FitzRandolph descendants don't get free tuition at Princeton. I read this on the Princeton site, as I remember.

Edward may have left England for America because he was not his father's eldest son and probably not in line to inherit much land, etc.? I'm thinking he also wasn't in alignment with the Church of England?

I read online that the FitzRandolph family in England died out under "rather tragic circumstances." This information appeared on a site dedicated to either British history or to Nottinghamshire. I'll see if I can find it and whether it sites any sources.

Edward the immigrant's father left a will and died in or around 1647, in England, long after Edward had left for America. Edward's mother, Frances Howes/Howis, I believe died around 1631...so neither went to America with him.

There have been questions about Edward being a gateway ancestor because, quite a long time ago, a FitzRandolph pedigree was published (I think in the book titled, "FitzRandolph Traditions"), and this work included connections to nobility/Magna Carta barons/royalty. Some of these connections have now been a) shown to be false, and/or b) they contain a particular unproven or in-doubt generational connection.
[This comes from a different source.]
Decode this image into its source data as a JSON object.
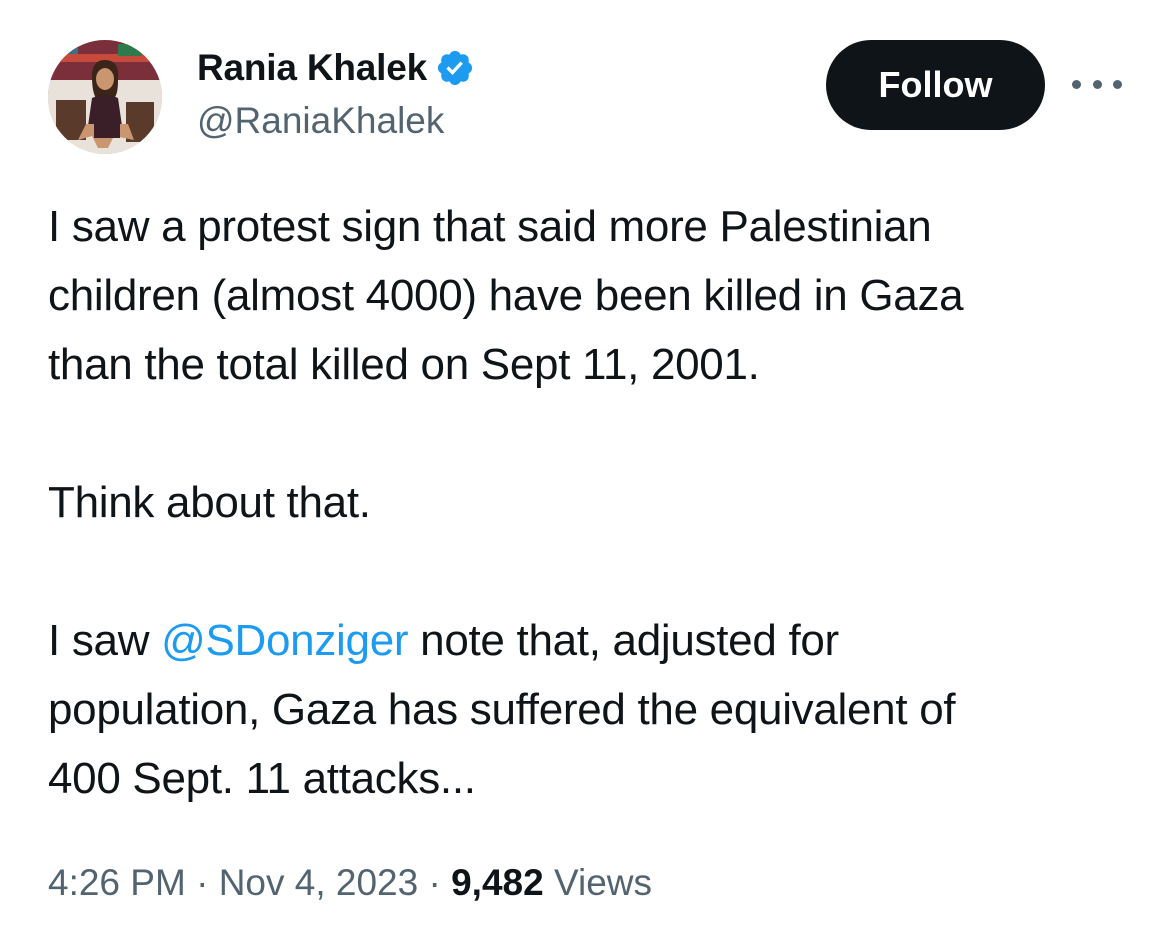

For this reason, Edward can't be officially listed as a "gateway ancestor."

The particular, more recent generation in doubt or unproven is -- according to my understanding -- Edward the immigrant's great-grandfather, Christopher FitzRandolph (1495-1570), who m. Joan Langton; Christopher is "presumed to have been the third or fourth son of John FitzRandolph" of the Spennithorne line of FitzRandolphs (in Yorkshire -- as distinct from the Nottinghamshire line), but this is not proven. I believe that John d. abt. 1517, either in Yorkshire or Nottinghamshire.

A known link between the Yorkshire and Nottinghamshire branches of the FitzRandolph family is Christopher FitzRandolph, a parson at St. Wilfrid's church in Kirkby-in-Ashfield, Nottinghamshire. This Christopher is shown in one or more original document/references, I think, to have been referred to as Christopher's uncle or cousin.

posted by Anonymous Hannasch
edited by Anonymous Hannasch
Thanks! It would be great if you could confirm the documentation behind these answers and then insert your answers directly into the profile text. I am really curious to see what you have found about the fate of the Fitz Randolphs in England! It's up to you how you want to handle taking credit for doing these bits of research, but certainly ideal to have the link to your wikitree profile.
posted by Thomas Randolph